Pet obesity is one of the most prevalent health concerns for our pets. Whilst most dogs will go out for walks with their owners, cats tend to be left to their own devices. This doesn’t necessarily mean that there are more overweight cats than dogs, rather that there are different techniques and things you can put in place to help your cat lose weight and thus reduce the risk of health complications.
Volume of Food Intake
It can be hard to not over feed your cat. It is understandable to want to treat them and feed them lots; after all, you love them and want them to be happy. However, an overweight cat is more likely to suffer from heart or liver conditions and indeed will usually live a shorter life than that of a cat with a healthy weight. Vastly reducing the amount of food in your cat’s diet will make a change in both their overall health and weight. Continue reading →
Due to their curious disposition cats can sometimes ingest hazardous substances that are poisonous and potentially life-threatening. Whilst it is true that they will not eat almost anything (a personality trait common with dogs), their fastidious nature means that they will lick anything off of their coat when grooming themselves.
What Household Products Can Poison Cats?
- Products used for cleaning including bleach, concentrated washing liquids/powders, disinfectants, polish and sprays.
- Personal hygiene products including creams, deodorants and perfume.
- Beauty products such as nail polish and remover, hair dye and suntan lotion.
- Medicinal products for humans including antidepressants, aspirin, laxatives and paracetamol, which is actually very dangerous for cats.
- Products used for decorating the house such as paint, paint remover, varnish, wood preservatives and white spirit.
- Vehicle supplies including antifreeze, brake fluid, de-icers, petrol and screen washes.
- There are many other things around the house that can be poisonous for your pet so it is important to be as vigilant as possible and aware of what you are leaving out.
- Pesticides such as insect killers (insecticides), slug pellets (molluscicides) and rat/mouse killers (rodenticides); when it comes to pesticides, rodenticides are the most common cause of poisoning in cats.

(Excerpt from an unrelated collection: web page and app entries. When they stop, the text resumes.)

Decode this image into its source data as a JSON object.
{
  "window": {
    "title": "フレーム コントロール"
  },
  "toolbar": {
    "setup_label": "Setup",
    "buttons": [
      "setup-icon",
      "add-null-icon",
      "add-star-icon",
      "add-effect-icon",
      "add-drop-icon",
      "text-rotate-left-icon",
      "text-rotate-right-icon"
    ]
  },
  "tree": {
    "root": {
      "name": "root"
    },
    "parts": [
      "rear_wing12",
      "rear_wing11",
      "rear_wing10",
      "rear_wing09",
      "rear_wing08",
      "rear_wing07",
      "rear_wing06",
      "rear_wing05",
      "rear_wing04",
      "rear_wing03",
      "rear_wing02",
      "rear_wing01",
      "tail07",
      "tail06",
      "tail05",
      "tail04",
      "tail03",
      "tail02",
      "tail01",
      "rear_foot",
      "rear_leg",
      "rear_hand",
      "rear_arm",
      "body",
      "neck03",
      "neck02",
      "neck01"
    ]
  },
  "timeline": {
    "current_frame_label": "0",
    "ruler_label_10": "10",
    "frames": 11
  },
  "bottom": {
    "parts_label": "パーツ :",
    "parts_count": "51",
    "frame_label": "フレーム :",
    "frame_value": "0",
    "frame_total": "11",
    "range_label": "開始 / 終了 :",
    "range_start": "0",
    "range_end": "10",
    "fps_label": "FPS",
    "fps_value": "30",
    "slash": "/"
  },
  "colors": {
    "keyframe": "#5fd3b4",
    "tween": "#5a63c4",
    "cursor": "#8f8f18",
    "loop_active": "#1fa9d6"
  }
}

Continue reading →
You should routinely check your animal carefully and systematically for possible early signs of illness. Just remember that some animals are very good at hiding ill health or pain, so you need to be vigilant when it comes to pet first aid.
When you run your hands over your pet check its weight and any strange lumps and bumps. Checking will enable you to notice any changes that may occur over time and alert you to possible weight loss or gain, which can sometimes indicate underlying health problems and should always be checked by your vet. Continue reading →